|International Classification||F02K9/26, C06B45/00|
|Cooperative Classification||F02K9/26, C06B45/00|
|European Classification||C06B45/00, F02K9/26|
|Sep 18, 1986||AS||Assignment|
Owner name: MORTON THIOKOL, INC., 110 N. WACKER DRIVE CHICAGO,
Free format text: ASSIGNMENT OF ASSIGNORS INTEREST.;ASSIGNORS:HIGHTOWER, JAMES O. JR.;SATO, TOMIO;REEL/FRAME:004620/0231
Effective date: 19860911
|Feb 11, 1992||REMI||Maintenance fee reminder mailed|
|Feb 12, 1992||FPAY||Fee payment|
Year of fee payment: 4
|Feb 12, 1992||SULP||Surcharge for late payment|
|Feb 20, 1996||REMI||Maintenance fee reminder mailed|
|Jul 14, 1996||LAPS||Lapse for failure to pay maintenance fees|
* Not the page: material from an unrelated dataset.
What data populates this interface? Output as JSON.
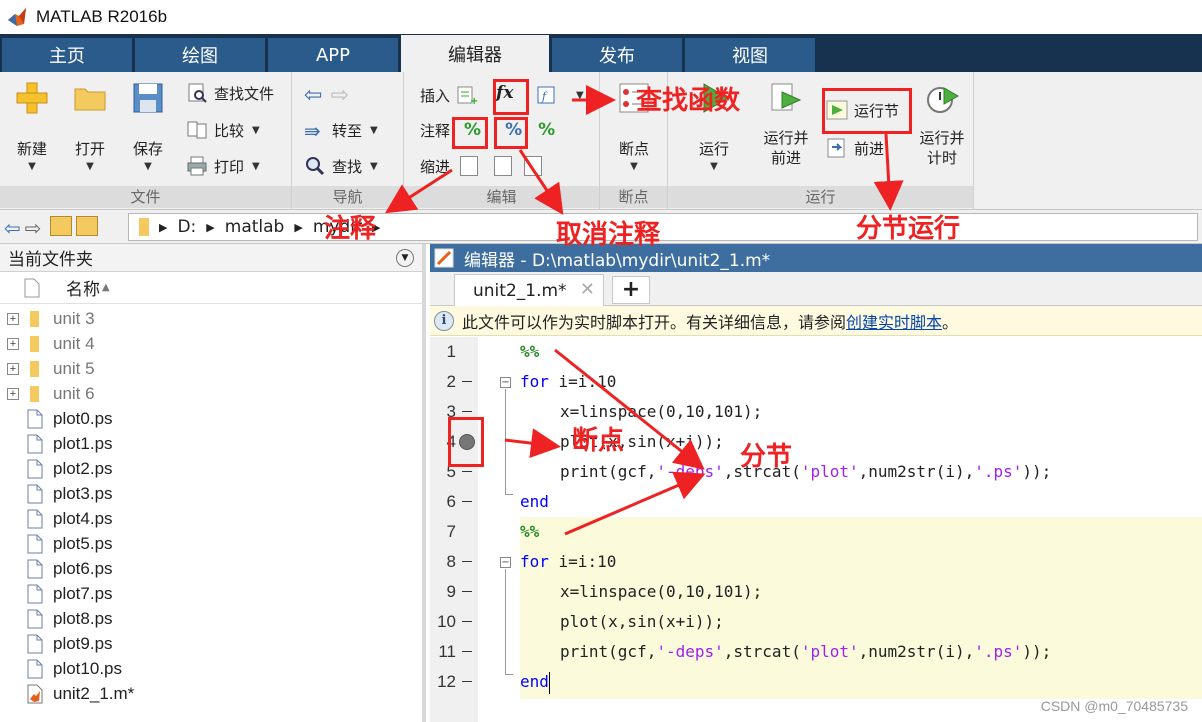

|Sep 24, 1996||FP||Expired due to failure to pay maintenance fee|
Effective date: 19960717